An umbel is an inflorescence made up of many individual flowers on stalks (pedicels) that originate from roughly the same point on the flowering stem (peduncle) giving the appearance of an umbrella. The umbellifers all share this characteristic, usually with white or yellow flowers with rounded or flattened tops, with the appearance from above of complex lacework. The British Iles is home to over 50 species, ranging widely in size and usefulness. They are more commonly referred to as the ‘carrot’ family (Apiaceae), and include a number of edible garden plants in addition to the carrot, including fennel, coriander, parsley and celery. However more unusually, the Pignut (Conopodium majus), was once commonly dug up for its edible tubers. Indeed evidence that they were collected as a wild food and possibly used in a ritual context, would appear to date back to the Bronze Age, in addition to the now nationally rare Great Pignut (Bunium bulbocastanum) (Moffett, 1991). But many of the umbellifers are far less agreeable and some considerably poisonous.....
......Many people are familiar with Giant Hogweed (Heracleum mantegazzianum) and its poisonous sap, which when combined with sunlight causes severe blistering to skin. The red/purple spotting on the stem is a useful warning shared by other poisonous umbellifers, such as Hemlock (Conium maculatum) and Rough Chervil (Chaerophyllum temulum). To illustrate their potency, one report of dairy cattle inadvertently consuming Rough Chervil caused severe internal haemorrhaging amongst many other symptoms, leading to their slaughter (Fejes, et al., 1985).
But it is the ubiquitous Cow Parsley (Anthriscus sylvestris) that is probably the most familiar umbellifer out of the garden, adorning our country lanes and roadsides with their tall frothy inflorescences from April to June. Now in July they are brown and ageing, their flowerless umbels resembling old broken umbrellas.
I’ve seen most of these umbellifers this year, but there is one that I am unlikely to come across – a protected species, Shepherd’s- needle (Scandix pectin-veneris), listed as critically endangered by the World Conservation Union and has its own Biodiversity Action Plan. This seems somewhat ironic as it originated as a grain contaminant from the Mediterranean establishing itself for generations as a common weed of cornfields.
So when you next spot an umbel look a bit closer, but check first for purple spots, or maybe dig for wild pignuts like our ancestors.
Fejes, J. et al. (1985) Chaerophyllum temulum [temulentum] poisoning in dairy cows. Veterinářství, 35 (2):68 -69

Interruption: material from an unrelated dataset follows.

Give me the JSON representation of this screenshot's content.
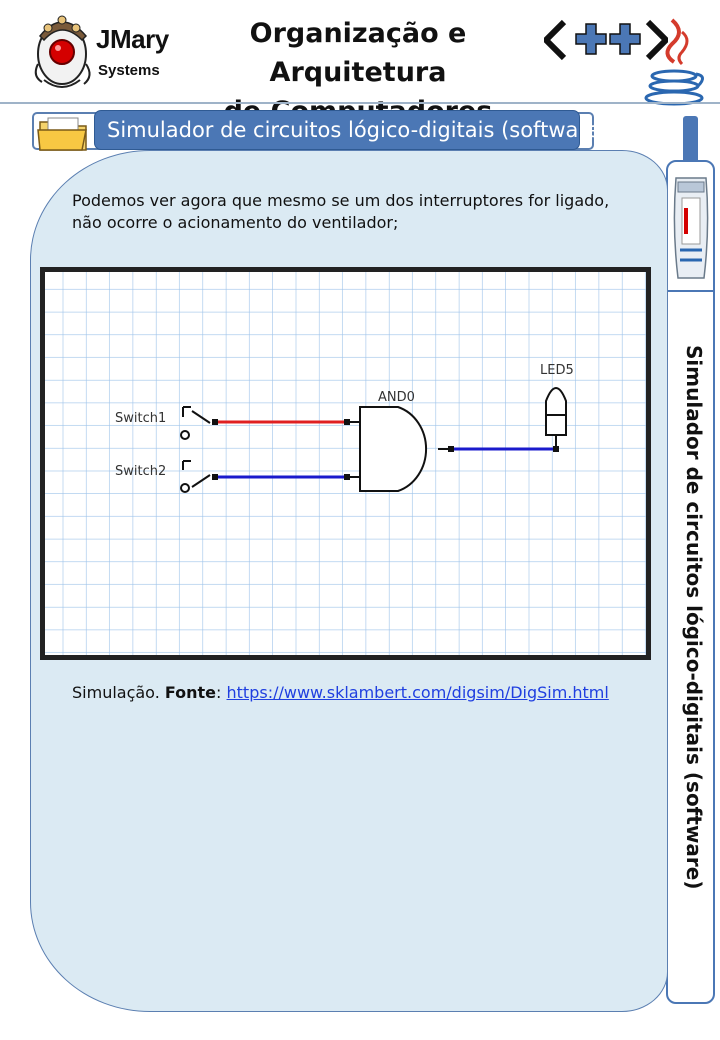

Moffett, L. (1991) Pignut tubers from a Bronze Age cremation at barrow hills Oxfordshire England UK and the importance of vegetable tubers in the prehistoric period. Journal of Archaeological Science, 18 (2):187 -192
Friday, 23 July 2010
Saturday, 3 July 2010
(Image copyright of Andrew Easton)
A couple of weeks ago I was watching BBC Springwatch on iPlayer with my youngest, with the presenters introducing a new bird for the series, when a movement caught my eye out in the garden through the window. A dusky, non-descript bird flying repeatedly back and forth to the same perch on a warm summers evening - it could only be the Spotted Flycatcher (Muscicapa striata), the same bird Peckham & Dumble were so proudly talking about. Coincidental! This hunting behaviour is unique in birds, having been described as the only such species that is a ‘sit-and-wait’ predator of aerial insects (1). It can also be identified by a characteristic upright stance and the streaked markings on the forehead – it is the young that are more truly spotted.
Last year we had a pair of Spotted Flycatchers try and nest in the Wisteria on the South-facing wall of the house, but without success. So it was reassuring to see them back this year, a late migrant from Southern Africa. They are a bird in some crisis, with growing conservation concern following a period of prolonged and accelerating decline of over 50% in the UK over the past 25 years (2), putting them high on the at danger ‘Red List’. The factors affecting the population decline is still unclear, but it does appear to be broad-scale, affecting populations in all habitats and regions equally (2).
As a child I used to look forward every summer to visiting my grandparents in the Cotswolds and seeking out these birds near a small sewage treatment site, where they used nearby barbed wire fencing as a perch to hunt from. Now here in 2010, as I watch and show my daughter these precious birds flying back and forth from favourite perches, I wonder if she will have the same opportunity with her children - For that, these and others will have to fly there and back again many times, both to catch millions of insects and travel repeatedly across continents.
(1) Davies, N.B. 1977. Prey selection and the search strategy of the Spotted Flycatcher. Animal Behaviour. 25: 1016–1033.
(2) Freeman, S.N. & Crick, H.Q.P (2003) The decline of the Spotted Flycatcher Muscicapa striata in the UK: an integrated population model. Ibis, 145:400–412